Fandom is a funny thing. As an academic, fandom is complicated.
For instance, I can watch, and enjoy a movie or television show like Buffy the Vampire Slayer, I can be a fan of it and at the same time, I can dissect it, and deconstruct it, and analyze it. Both are enjoyable to me. Often, it's just a matter of putting on a different hat.
This juxtaposition was reinforced for me this weekend. This weekend, both Star Trek Into Darkness and the Doctor Who series 7 finale, premiered. Two gigantic fandoms collided. And the Internet has been abuzz with fans on both sides duking it out. Battle lines have been drawn, and shots fired. And I had a front row seat.
I am a staff writer for 8 Days a Geek, a website that caters to geeks, providing reviews on the latest apps and technology toys, comics, movies, television shows, and books. Because I'm a geek girl at heart, I tend to write reviews of things of movies and tv shows. Just this past week, I've written reviews of Iron Man 3, Arrow, Doctor Who, and Star Trek Into Darkness.
Because of the nature of the website, and the audience, I write very differently than when I write academic articles. My audience is fellow geeks, not academics, so I don't cite my reviews, I don't bog it down with theorists, or references. I try to write solid reviews for people like me- other geeks. And I am a geek, a Trekker to be specific- I grew up watching ST: TOS, I used Spock as my campaigning strategy when I ran for class officer in high school, I wanted to be Wesley Crusher when I grew up. I can kick your ass on trivia. I was a loyal fan of Next Generation, Voyager, and Deep Space Nine. I had issues with Enterprise, but I enjoyed it because it was MORE Star Trek. I love the movies, even the crappy ones. So, I'm a fan.
However, once I posted my review, another academic made sure I saw his review of Star Trek Into Darkness ‘Star Trek: Wrath of Fan’.
To say that they are very different reviews is an understatement. His is part of a larger work about reboots, and is aimed at an academic audience. And I acknowledge a lot of his points- the new Star Trek does forward a lot of the sexist ideals from the original series, which is interesting to me, because incarnations after the original series made pretty big strides in regards to this, so it's definitely a step back. It got me thinking about WHY they'd made this choice- was it just a result of the film playing with homage? Was it an inadvertent forward? Is it a symptom of films in general? I did not have the same reaction to the "whitewashing" of Khan, as played by Benedict Cumberbatch, but that's me in general. I don't see race, so I tend not to notice it in films or tv. Do I think there should be more diversity in media? Of course, our media should reflect reality. Do I think there should be more diversity in sexual roles? Again, of course. On the flip side, I'm often more interested in the story being told, so depending on the story, there are some things I overlook if the story is good. I can recognize that there are issues, but still enjoy the story- again, it's a matter of changing hats.
But even knowing how rabid fans can be, I've been surprised at the vitriol of the response over Star Trek Into Darkness. With things like this, you're always going to have fans drawing battle lines, people pick sides, and argue their side LOUDLY. As though we were in Ancient Rome, and whoever yells the loudest is proved right.
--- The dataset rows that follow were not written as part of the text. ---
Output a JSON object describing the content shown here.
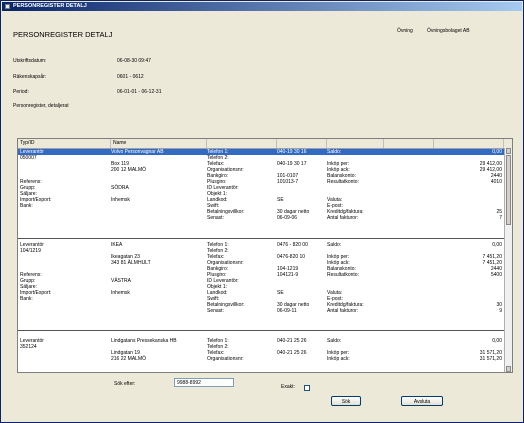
{
  "window": {
    "title": "PERSONREGISTER DETALJ"
  },
  "header": {
    "title": "PERSONREGISTER DETALJ",
    "company_label": "Övning",
    "company": "Övningsbolaget AB",
    "print_date_label": "Utskriftsdatum:",
    "print_date": "06-08-30  09:47",
    "period_label_acc": "Räkenskapsår:",
    "period_acc": "0601 - 0612",
    "period_label": "Period:",
    "period": "06-01-01 - 06-12-31",
    "subtitle": "Personregister, detaljerat"
  },
  "grid": {
    "columns": [
      "Typ/ID",
      "Name"
    ],
    "records": [
      {
        "type": "Leverantör",
        "id": "050007",
        "name": "Volvo Personvagnar AB",
        "address1": "Box 119",
        "address2": "200 12  MALMÖ",
        "ref_label": "Referens:",
        "group_label": "Grupp:",
        "group": "SÖDRA",
        "seller_label": "Säljare:",
        "impexp_label": "Import/Export:",
        "impexp": "Inhemsk",
        "bank_label": "Bank:",
        "tel1_label": "Telefon 1:",
        "tel1": "040-19 30 16",
        "tel2_label": "Telefon 2:",
        "tel2": "",
        "fax_label": "Telefax:",
        "fax": "040-19 30 17",
        "org_label": "Organisationsnr:",
        "org": "",
        "bg_label": "Bankgiro:",
        "bg": "101-0107",
        "pg_label": "Plusgiro:",
        "pg": "101013-7",
        "idlev_label": "ID Leverantör:",
        "idlev": "",
        "obj_label": "Objekt 1:",
        "obj": "",
        "land_label": "Landkod:",
        "land": "SE",
        "swift_label": "Swift:",
        "swift": "",
        "terms_label": "Betalningsvillkor:",
        "terms": "30 dagar netto",
        "last_label": "Senast:",
        "last": "06-09-06",
        "saldo_label": "Saldo:",
        "saldo": "0,00",
        "ink_per_label": "Inköp per:",
        "ink_per": "29 412,00",
        "ink_ack_label": "Inköp ack:",
        "ink_ack": "29 412,00",
        "balkonto_label": "Balanskonto:",
        "balkonto": "2440",
        "reskonto_label": "Resultatkonto:",
        "reskonto": "4010",
        "valuta_label": "Valuta:",
        "valuta": "",
        "epost_label": "E-post:",
        "epost": "",
        "kredit_label": "Kreditdg/faktura:",
        "kredit": "25",
        "antal_label": "Antal fakturor:",
        "antal": "7"
      },
      {
        "type": "Leverantör",
        "id": "104/1219",
        "name": "IKEA",
        "address1": "Ikeagatan 23",
        "address2": "343 81  ÄLMHULT",
        "ref_label": "Referens:",
        "group_label": "Grupp:",
        "group": "VÄSTRA",
        "seller_label": "Säljare:",
        "impexp_label": "Import/Export:",
        "impexp": "Inhemsk",
        "bank_label": "Bank:",
        "tel1_label": "Telefon 1:",
        "tel1": "0476 - 820 00",
        "tel2_label": "Telefon 2:",
        "tel2": "",
        "fax_label": "Telefax:",
        "fax": "0476-820 10",
        "org_label": "Organisationsnr:",
        "org": "",
        "bg_label": "Bankgiro:",
        "bg": "104-1219",
        "pg_label": "Plusgiro:",
        "pg": "104121-9",
        "idlev_label": "ID Leverantör:",
        "idlev": "",
        "obj_label": "Objekt 1:",
        "obj": "",
        "land_label": "Landkod:",
        "land": "SE",
        "swift_label": "Swift:",
        "swift": "",
        "terms_label": "Betalningsvillkor:",
        "terms": "30 dagar netto",
        "last_label": "Senast:",
        "last": "06-09-11",
        "saldo_label": "Saldo:",
        "saldo": "0,00",
        "ink_per_label": "Inköp per:",
        "ink_per": "7 451,20",
        "ink_ack_label": "Inköp ack:",
        "ink_ack": "7 451,20",
        "balkonto_label": "Balanskonto:",
        "balkonto": "2440",
        "reskonto_label": "Resultatkonto:",
        "reskonto": "5400",
        "valuta_label": "Valuta:",
        "valuta": "",
        "epost_label": "E-post:",
        "epost": "",
        "kredit_label": "Kreditdg/faktura:",
        "kredit": "30",
        "antal_label": "Antal fakturor:",
        "antal": "9"
      },
      {
        "type": "Leverantör",
        "id": "352124",
        "name": "Lindgatans Pressekanska HB",
        "address1": "Lindgatan 19",
        "address2": "216 22  MALMÖ",
        "tel1_label": "Telefon 1:",
        "tel1": "040-21 25 26",
        "tel2_label": "Telefon 2:",
        "tel2": "",
        "fax_label": "Telefax:",
        "fax": "040-21 25 26",
        "org_label": "Organisationsnr:",
        "org": "",
        "saldo_label": "Saldo:",
        "saldo": "0,00",
        "ink_per_label": "Inköp per:",
        "ink_per": "31 571,20",
        "ink_ack_label": "Inköp ack:",
        "ink_ack": "31 571,20"
      }
    ]
  },
  "search": {
    "label": "Sök efter:",
    "value": "9988-8992"
  },
  "exact": {
    "label": "Exakt:"
  },
  "buttons": {
    "search": "Sök",
    "close": "Avsluta"
  }
}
I got into a shouting match yesterday with one of my oldest friends over a tv show. And it immediately devolved into "Well you can think that but you'd be wrong, and I'm right". It's an old argument with us- he always takes that stance, and I ignore him. But in light of the opening of Star Trek Into Darkness, and the fan response, it got me thinking. Because this is how most fan arguments go-
"I'm right and you're wrong."
"No, I'm right and you're wrong"
Why? Most fans I know are smart people, they're well read, they get all the intertextual references, they're upper level folks. So what is it about fandom that turns these people into foaming at the mouth fanatics, as in "A person filled with excessive and single-minded zeal, esp. for an extreme religious or political cause"? Too often the last couple of days, I've seen good friends tearing each other to shreds over differing opinions on a movie or tv show, and then back it up with an insincere, "Just kidding".
Why can't fans look at other reviews and opinions and take something away from them? Realizing we're all fans? I'm not saying I'm going to change my mind about anything, but I LIKE seeing other people's readings of movies and tv shows. I always take something away from it. And, shouldn't that be what we do? Why can't ALL readings have a place?
The geek in me squeed during through most of Star Trek Into Darkness. So please, send me your differing opinions, because I love learning from others, and supporting other academics, but to (mis)quote another cult favorite-